However, that estimate does not fully account for the variability of bycatch in the lobster fishery in different parts of the coast and in different seasons, said Jeff Nichols, a spokesman for the department.

He said the department is aware that the groundfish industry and the New England Fishery Management Council are concerned about this issue, and DMR staff is analyzing the department’s sea sampling data over the past five years to provide a more accurate picture of what is happening.

Meanwhile, Yong Chen, a fisheries scientist at the University of Maine, recently began studying the survival rates of cod and cusk after they are captured in lobster traps. He also plans to survey lobstermen to find what they do with captured cod.

So far, he has found that most cusk survive the trauma, and he suspects he also will find high survival rates next year when he studies cod. Three of his students working on the project met Wednesday with Rago and other officials at the Northeast Fisheries Science Center to discuss ways to collaborate and share data.

Chen said cod get caught in traps when they try to eat the bait.

Maine groundfishermen and lobstermen have battled each other for years.

Groundfish boats sometimes sweep up lobsters in their nets as bycatch, angering lobstermen who believe the draggers are catching lobsters on purpose. Groundfishermen have sought to change Maine law so they can sell those lobsters, but the politically powerful lobster fishery, which last year accounted for $364 million of the $531 million brought in by Maine’s fishing industry, easily crushed those attempts. There are roughly 50 groundfish licenses issued in Maine compared with 6,000 lobster licenses.

Patrice McCarron, executive director of the Maine Lobstermen’s Association, said it is “rare incidence” for lobstermen to encounter cod in traps. She said it’s illegal for a lobsterman to land a cod and that most lobstermen throw them back into the ocean alive because they want to see the stock rebound.

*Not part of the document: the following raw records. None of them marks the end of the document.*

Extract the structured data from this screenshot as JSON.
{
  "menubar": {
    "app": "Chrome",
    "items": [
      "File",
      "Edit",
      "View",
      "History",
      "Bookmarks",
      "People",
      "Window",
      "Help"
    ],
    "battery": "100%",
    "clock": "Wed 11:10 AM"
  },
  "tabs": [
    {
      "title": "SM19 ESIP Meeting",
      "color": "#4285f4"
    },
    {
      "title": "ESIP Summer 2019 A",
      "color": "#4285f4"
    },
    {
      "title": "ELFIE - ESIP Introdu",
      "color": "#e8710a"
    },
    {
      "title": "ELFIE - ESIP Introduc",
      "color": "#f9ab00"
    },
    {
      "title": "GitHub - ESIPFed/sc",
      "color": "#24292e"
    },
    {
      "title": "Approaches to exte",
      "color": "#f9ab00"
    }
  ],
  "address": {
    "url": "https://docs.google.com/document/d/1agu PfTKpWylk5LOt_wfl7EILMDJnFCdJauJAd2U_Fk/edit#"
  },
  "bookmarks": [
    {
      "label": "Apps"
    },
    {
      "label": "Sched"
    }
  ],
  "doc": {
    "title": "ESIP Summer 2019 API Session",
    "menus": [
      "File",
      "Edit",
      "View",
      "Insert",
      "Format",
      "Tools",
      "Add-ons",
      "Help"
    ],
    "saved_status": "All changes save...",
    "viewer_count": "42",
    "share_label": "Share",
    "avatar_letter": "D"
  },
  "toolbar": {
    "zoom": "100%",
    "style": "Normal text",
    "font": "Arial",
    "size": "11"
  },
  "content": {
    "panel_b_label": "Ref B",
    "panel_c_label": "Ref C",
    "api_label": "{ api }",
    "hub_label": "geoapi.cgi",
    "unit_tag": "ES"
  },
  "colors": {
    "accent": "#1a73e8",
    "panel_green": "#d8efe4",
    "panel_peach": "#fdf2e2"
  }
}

“People are well aware of the struggles of the groundfish industry,” she said. “I do think there is a real respect for people who earn their living from the sea.”

But Bert Jongerden, general manager of the Portland Fish Exchange, suspects there is a different outcome for most codfish unlucky enough to end up in a trap. He said lobstermen will kill the cod and either use it as free lobster bait or take it home for supper.

“They are not going to pat the codfish on the head and let it go,” he said.